Ever since Margot was born, it’s been just her and her mother. No answers to Margot’s questions about what came before. No history to hold on to. No relative to speak of. Just the two of them, stuck in their run-down apartment, struggling to get along.
But that’s not enough for Margot. She wants family. She wants a past. And she just found the key she needs to get it: A photograph, pointing her to a town called Phalene. Pointing her home. Only, when Margot gets there, it’s not what she bargained for.
Margot’s mother left for a reason. But was it to hide her past? Or was it to protect Margot from what’s still there?
The only thing Margot knows for sure is there’s poison in their family tree, and their roots are dug so deeply into Phalene that now that she’s there, she might never escape.
Burn Our Bodies DownReview:
First, I want to say a huge thank you to my wonderful friend over at Books in the Skye for gifting me the audiobook for Burn Our Bodies Down for my birthday. I found a new narrator that I really enjoy and this story was wonderfully weird. The story follows Margot as she’s searching for answers. She lives with her mother and has never known any other family. She wants to know who her family is and what her mother is hiding. She absolutely gets more than she bargained for.

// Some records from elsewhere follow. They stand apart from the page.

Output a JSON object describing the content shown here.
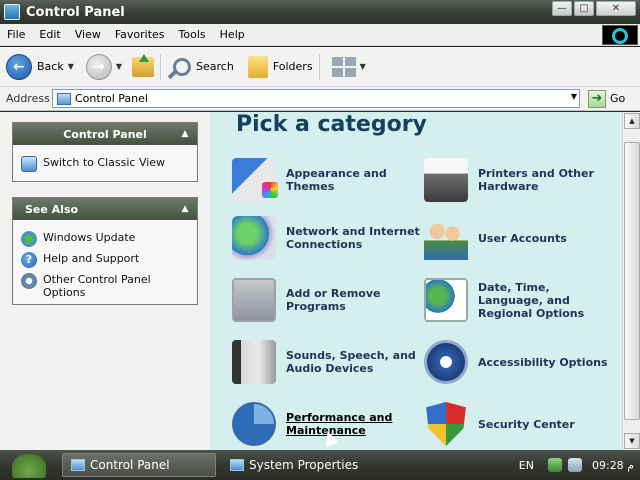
{
  "window": {
    "title": "Control Panel"
  },
  "menu": [
    "File",
    "Edit",
    "View",
    "Favorites",
    "Tools",
    "Help"
  ],
  "toolbar": {
    "back": "Back",
    "search": "Search",
    "folders": "Folders"
  },
  "address": {
    "label": "Address",
    "value": "Control Panel",
    "go": "Go"
  },
  "left": {
    "cp_panel": {
      "title": "Control Panel",
      "task": "Switch to Classic View"
    },
    "see_also": {
      "title": "See Also",
      "items": [
        "Windows Update",
        "Help and Support",
        "Other Control Panel Options"
      ]
    }
  },
  "content": {
    "heading": "Pick a category",
    "categories": [
      {
        "name": "Appearance and Themes",
        "icon": "appearance-icon"
      },
      {
        "name": "Printers and Other Hardware",
        "icon": "printer-icon"
      },
      {
        "name": "Network and Internet Connections",
        "icon": "network-icon"
      },
      {
        "name": "User Accounts",
        "icon": "users-icon"
      },
      {
        "name": "Add or Remove Programs",
        "icon": "add-remove-icon"
      },
      {
        "name": "Date, Time, Language, and Regional Options",
        "icon": "date-time-icon"
      },
      {
        "name": "Sounds, Speech, and Audio Devices",
        "icon": "sounds-icon"
      },
      {
        "name": "Accessibility Options",
        "icon": "accessibility-icon"
      },
      {
        "name": "Performance and Maintenance",
        "icon": "performance-icon"
      },
      {
        "name": "Security Center",
        "icon": "security-shield-icon"
      }
    ]
  },
  "taskbar": {
    "items": [
      "Control Panel",
      "System Properties"
    ],
    "lang": "EN",
    "clock": "09:28 م"
  }
}
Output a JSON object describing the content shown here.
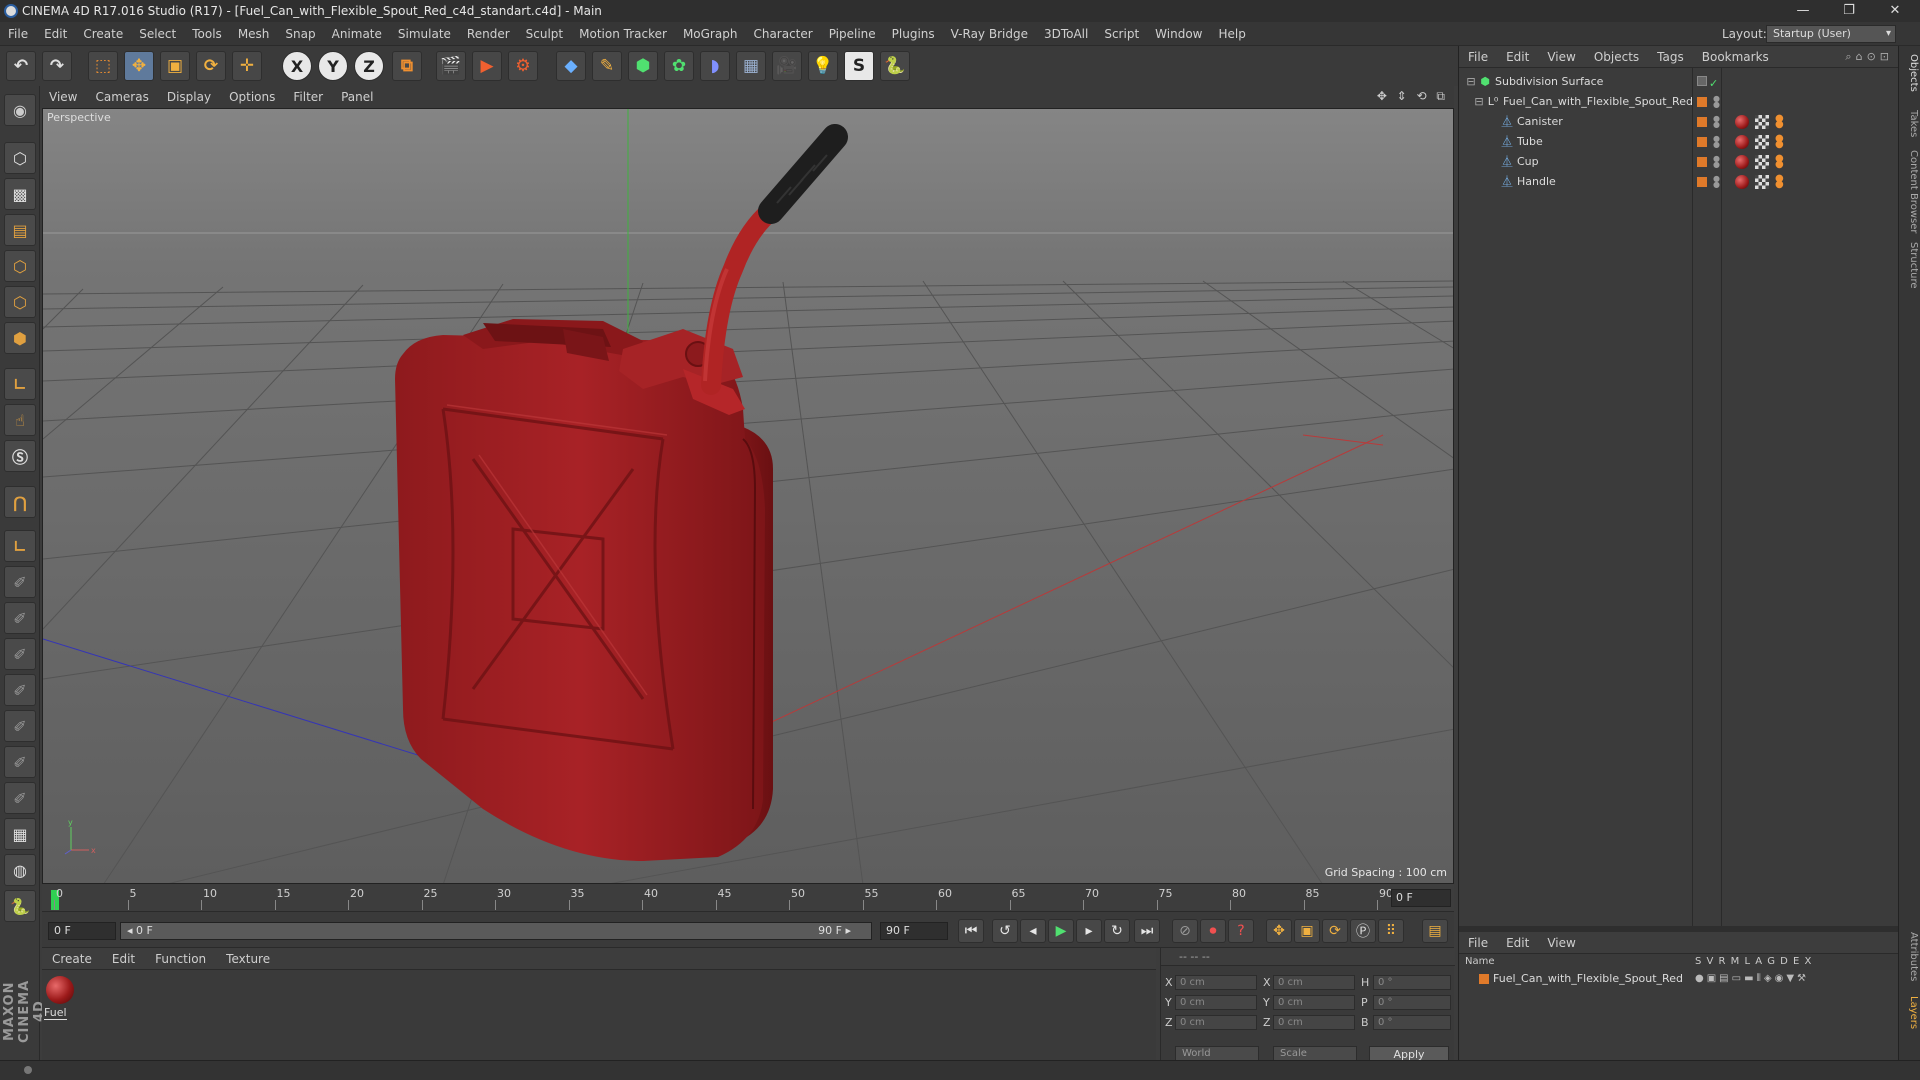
{
  "window": {
    "title": "CINEMA 4D R17.016 Studio (R17) - [Fuel_Can_with_Flexible_Spout_Red_c4d_standart.c4d] - Main",
    "minimize": "—",
    "restore": "❐",
    "close": "✕"
  },
  "menu": [
    "File",
    "Edit",
    "Create",
    "Select",
    "Tools",
    "Mesh",
    "Snap",
    "Animate",
    "Simulate",
    "Render",
    "Sculpt",
    "Motion Tracker",
    "MoGraph",
    "Character",
    "Pipeline",
    "Plugins",
    "V-Ray Bridge",
    "3DToAll",
    "Script",
    "Window",
    "Help"
  ],
  "layout": {
    "label": "Layout:",
    "value": "Startup (User)"
  },
  "toolbar": {
    "axis_x": "X",
    "axis_y": "Y",
    "axis_z": "Z"
  },
  "viewport": {
    "menu": [
      "View",
      "Cameras",
      "Display",
      "Options",
      "Filter",
      "Panel"
    ],
    "label": "Perspective",
    "grid_spacing": "Grid Spacing : 100 cm",
    "nav_icons": "✥ ⇕ ⟲ ⧉",
    "colors": {
      "body": "#9b1f22",
      "spout_red": "#b02424",
      "cap": "#1e1e1e",
      "bg": "#6a6a6a"
    }
  },
  "timeline": {
    "ticks": [
      "0",
      "5",
      "10",
      "15",
      "20",
      "25",
      "30",
      "35",
      "40",
      "45",
      "50",
      "55",
      "60",
      "65",
      "70",
      "75",
      "80",
      "85",
      "90"
    ],
    "frame_end": "0 F"
  },
  "transport": {
    "start_field": "0 F",
    "slider_left": "◂ 0 F",
    "slider_right": "90 F ▸",
    "end_field": "90 F"
  },
  "materials": {
    "menu": [
      "Create",
      "Edit",
      "Function",
      "Texture"
    ],
    "items": [
      {
        "name": "Fuel"
      }
    ]
  },
  "coords": {
    "header": "--            --            --",
    "rows": [
      {
        "l1": "X",
        "v1": "0 cm",
        "l2": "X",
        "v2": "0 cm",
        "l3": "H",
        "v3": "0 °"
      },
      {
        "l1": "Y",
        "v1": "0 cm",
        "l2": "Y",
        "v2": "0 cm",
        "l3": "P",
        "v3": "0 °"
      },
      {
        "l1": "Z",
        "v1": "0 cm",
        "l2": "Z",
        "v2": "0 cm",
        "l3": "B",
        "v3": "0 °"
      }
    ],
    "world": "World",
    "scale": "Scale",
    "apply": "Apply"
  },
  "objects": {
    "menu": [
      "File",
      "Edit",
      "View",
      "Objects",
      "Tags",
      "Bookmarks"
    ],
    "tree": [
      {
        "name": "Subdivision Surface"
      },
      {
        "name": "Fuel_Can_with_Flexible_Spout_Red"
      },
      {
        "name": "Canister"
      },
      {
        "name": "Tube"
      },
      {
        "name": "Cup"
      },
      {
        "name": "Handle"
      }
    ]
  },
  "layers": {
    "menu": [
      "File",
      "Edit",
      "View"
    ],
    "header": {
      "name": "Name",
      "cols": "S  V  R  M  L  A  G  D  E  X"
    },
    "row": "Fuel_Can_with_Flexible_Spout_Red"
  },
  "side_tabs": [
    "Objects",
    "Takes",
    "Content Browser",
    "Structure",
    "Attributes",
    "Layers"
  ],
  "brand": "MAXON CINEMA 4D"
}
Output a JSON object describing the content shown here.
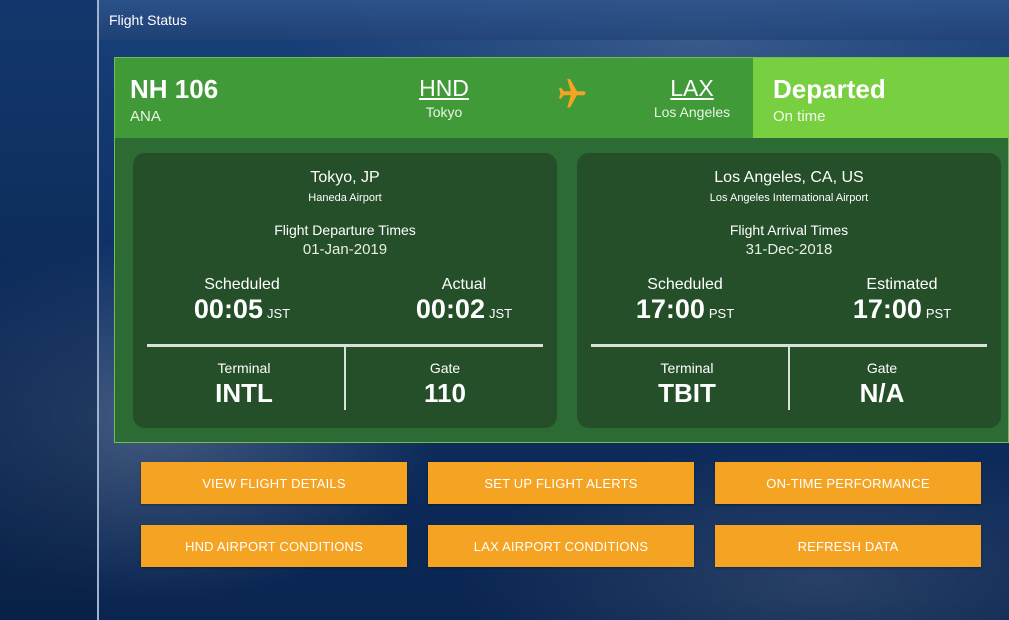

Margot was a really interesting character. Her drive was just to find her family, to find someone that would show that they loved her. She just wanted her mother to choose her. I don’t think I really understood her though. When she finds and goes to her grandmother, she gets almost the same treatment as she did when she was with her mother. Her mother and grandmother both lied and hid things from her. I understood her desire to ferret out the secrets that she knew were hiding in her grandmother’s home, but I personally would have gotten the hell out of there and written off the whole family.
Overall, this book was spectacularly creepy. I didn’t see the end coming and it was absolutely disturbing. The mystery and suspense kept me going. I loved that Margot was a lesbian, but there wasn’t really any romance in the story. She made a friend, but there wasn’t a romance plotline and I appreciated that. I definitely cannot wait to see what Rory Power comes out with next.

Keep on reading lovelies, Amanda.